Opening China’s financial market would lead to substantial capital outflow and overseas investments. Therefore it is a must to carefully control cross-border financial flows. It is important to remember that historically, any reform took time and could hiccups are not uncommon along the way.

A Promising Future

Now, let me try to paint a future picture of the SFTZ in three aspects. Firstly, the zone should continue to promote cross-border e-commerce by further lowering related tax rates and improving customer shopping experience. Secondly, the SFTZ should gradually and steadily ease its rules on investment, streamline its administration and restructure its financial system in line with international standards. Lastly, as a pilot, the SFTZ will undoubtedly act as a testing ground for new policies. It is not just a service center for Shanghai, but an example for the rest of the nation. But it will take several years to reach scalability so that the model can be copied and extended nationwide.

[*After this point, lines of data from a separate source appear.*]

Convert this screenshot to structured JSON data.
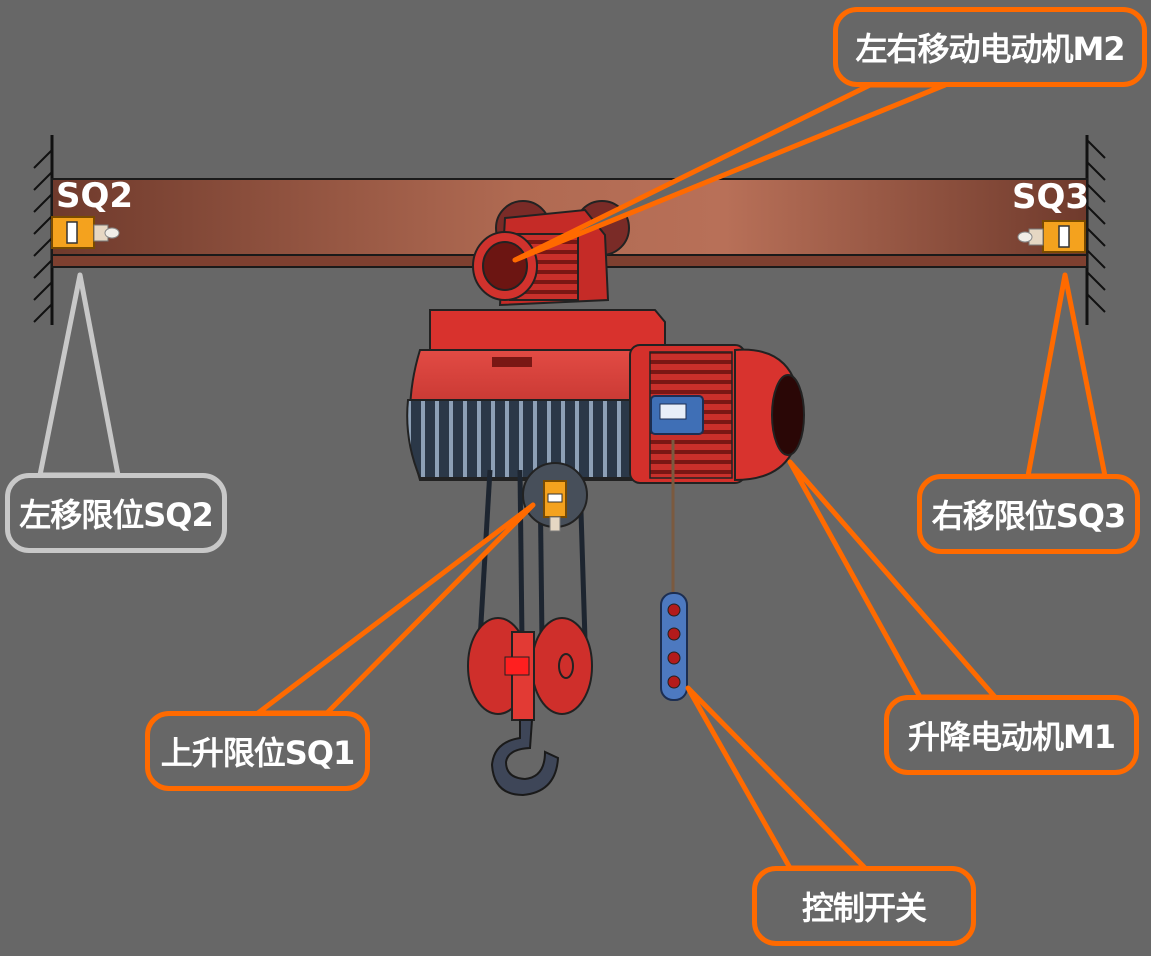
{
  "colors": {
    "background": "#676767",
    "callout_border": "#ff6a00",
    "callout_border_inactive": "#c8c8c8",
    "hoist_body": "#d9302c",
    "beam": "#a5614c"
  },
  "limit_labels": {
    "left": "SQ2",
    "right": "SQ3"
  },
  "callouts": {
    "motor_m2": "左右移动电动机M2",
    "left_limit": "左移限位SQ2",
    "right_limit": "右移限位SQ3",
    "up_limit": "上升限位SQ1",
    "motor_m1": "升降电动机M1",
    "control_switch": "控制开关"
  }
}
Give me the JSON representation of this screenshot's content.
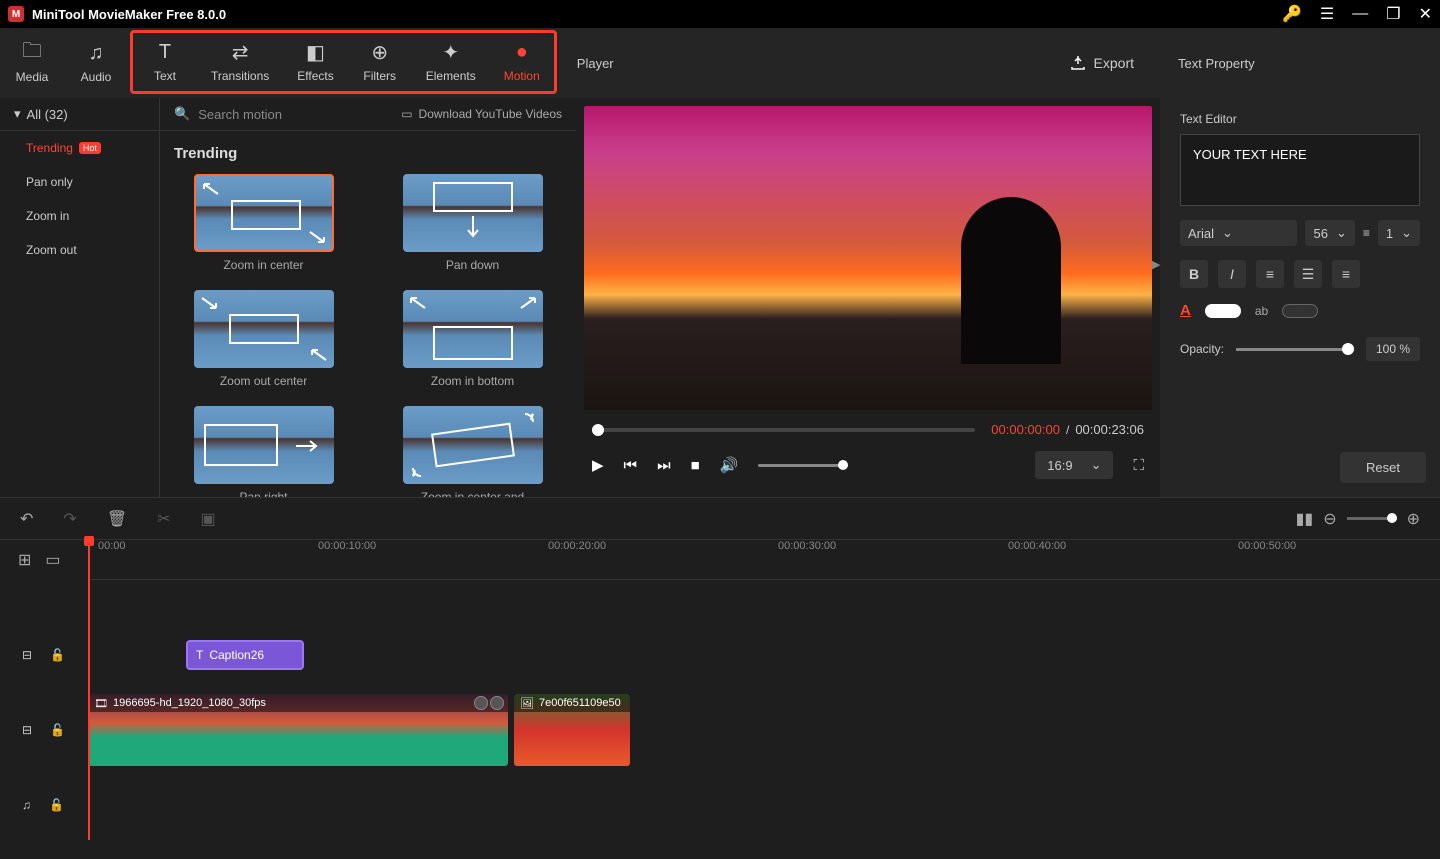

In fact, after Shanghai opened its free-trade zone, more and more cities have launched their own plans to build free-trade zones to reflect their different economies and locations, including Guangdong, Fujian and Tianjin. I believe that the Guangdong free-trade zone can play a key role in connecting with Hong Kong and Macau to drive the financial and trade developments in the Pearl River Delta region. So far, the free-trade zone chapter in China’s economic reform has only just begun. The SFTZ, along with other free-trade zone regions, should work together to deepen China’s economic and financial development and growth.


Want even more insights?

Enjoy the best and most relevant articles monthly with a subscription to CBK's digest.